It Took 39 Deaths at Heysel Stadium for Europe to Crack Down on English Soccer Hooligans
On Friday, the international soccer community marked the 35th anniversary of the Heysel Stadium riot in Belgium that killed 39 spectators and injured 600 before the 1985 European Cup championship match between Liverpool and Juventus.
The tragedy led to improvements in stadium design and security in Europe, resulting in fewer serious incidents of hooliganism in major competitions.
A situation ripe for a potential disaster
The final of the UEFA European Cup, a competition for the continent’s leading club teams, was conducted between Liverpool and Juventus at Heysel Stadium in Brussels, Belgium. The stadium held approximately 58,000 spectators but was in disrepair, with concrete slabs cracked and chipped. Fans were able to pick up rocks to use as weapons.
Fans of the two teams were supposed to be limited to the areas of the grandstands behind the end lines at opposite ends of the field to minimize contact between the groups, but some tickets for the more desirable sideline sections found their way into the hands of supporters for both squads.
Approximately an hour before the game, a large group of Liverpool fans broke through a fence and into one of the neutral areas, prompting Juventus fans to flee. They rushed toward a concrete wall that collapsed, crushing the primarily Italian supporters in front of them.
The scene was chaotic as medics worked to aid the injured while outnumbered police tried to restore a degree of order. Fearing additional violence if the game was called off, UEFA officials allowed the championship contest to proceed.
Juventus won, 1-0, on a goal early in the second half, and the crowd dispersed afterward without additional trouble.
The investigation and criminal charges
The 18-month investigation into the Heysel Stadium incident that killed 39 people placed primary blame squarely on supporters of the Liverpool team, one more episode in a lengthy history of violence by English fans at international competitions.
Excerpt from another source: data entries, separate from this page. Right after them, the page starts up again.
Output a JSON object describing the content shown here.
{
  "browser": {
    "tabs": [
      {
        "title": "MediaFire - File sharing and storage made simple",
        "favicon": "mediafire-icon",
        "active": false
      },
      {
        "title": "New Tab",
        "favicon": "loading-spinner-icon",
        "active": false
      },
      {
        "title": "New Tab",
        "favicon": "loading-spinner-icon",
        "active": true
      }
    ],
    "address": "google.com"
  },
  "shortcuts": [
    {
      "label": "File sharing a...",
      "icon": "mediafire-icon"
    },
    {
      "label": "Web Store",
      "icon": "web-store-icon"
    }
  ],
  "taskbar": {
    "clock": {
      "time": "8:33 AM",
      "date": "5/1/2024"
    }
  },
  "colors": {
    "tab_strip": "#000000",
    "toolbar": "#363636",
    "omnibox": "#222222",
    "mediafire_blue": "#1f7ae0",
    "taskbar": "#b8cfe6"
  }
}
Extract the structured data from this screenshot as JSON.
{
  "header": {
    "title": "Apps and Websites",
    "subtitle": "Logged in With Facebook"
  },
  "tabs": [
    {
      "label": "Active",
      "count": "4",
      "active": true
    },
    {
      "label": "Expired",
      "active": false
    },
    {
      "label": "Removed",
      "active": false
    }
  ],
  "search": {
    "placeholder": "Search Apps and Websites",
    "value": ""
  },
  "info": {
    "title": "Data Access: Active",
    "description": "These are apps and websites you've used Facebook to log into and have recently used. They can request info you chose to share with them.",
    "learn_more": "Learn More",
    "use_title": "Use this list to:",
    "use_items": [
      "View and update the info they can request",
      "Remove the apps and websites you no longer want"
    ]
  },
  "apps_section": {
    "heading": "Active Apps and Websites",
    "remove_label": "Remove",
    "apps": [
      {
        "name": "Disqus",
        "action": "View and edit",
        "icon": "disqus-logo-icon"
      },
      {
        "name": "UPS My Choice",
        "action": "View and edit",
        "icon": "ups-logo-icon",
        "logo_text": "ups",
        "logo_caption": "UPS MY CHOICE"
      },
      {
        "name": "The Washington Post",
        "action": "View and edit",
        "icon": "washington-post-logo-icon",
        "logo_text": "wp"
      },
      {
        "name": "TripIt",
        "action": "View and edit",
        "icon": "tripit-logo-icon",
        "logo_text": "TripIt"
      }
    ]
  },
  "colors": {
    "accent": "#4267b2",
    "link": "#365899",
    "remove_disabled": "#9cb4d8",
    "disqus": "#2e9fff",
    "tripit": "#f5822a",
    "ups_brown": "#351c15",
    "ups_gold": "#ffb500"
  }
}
Twenty-six Liverpool fans were charged with manslaughter and extradited to Belgium in September 1987 for a trial that started 13 months later. In April 1989, 14 fans were convicted of manslaughter and sentenced to three-year prison terms. Prosecutors appealed for longer sentences, which were granted for 11 defendants; one of the 14 was subsequently acquitted.
A Belgian soccer federation officer and a police captain also received short suspended sentences for criminal negligence.
The Heysel Stadium tragedy led to changes
UEFA reacted immediately to the Heysel incident by banning English squads from club competitions, with FIFA following suit to extend the penalty to all international competitions other than friendly matches. The ban lasted for six years for Liverpool (the original ruling was eight years) and five years for all other English teams.
The punishment had the additional effect of reducing the number of English teams granted spots in the season-long European competitions for several additional seasons.
English authorities, realizing how fortunate they had been to have avoided such tragedies on their own soil, introduced measures making it easier to ban troublemakers from games. They also required that standing room at stadiums used by upper-division teams be replaced with seating and that fences surrounding the field be removed.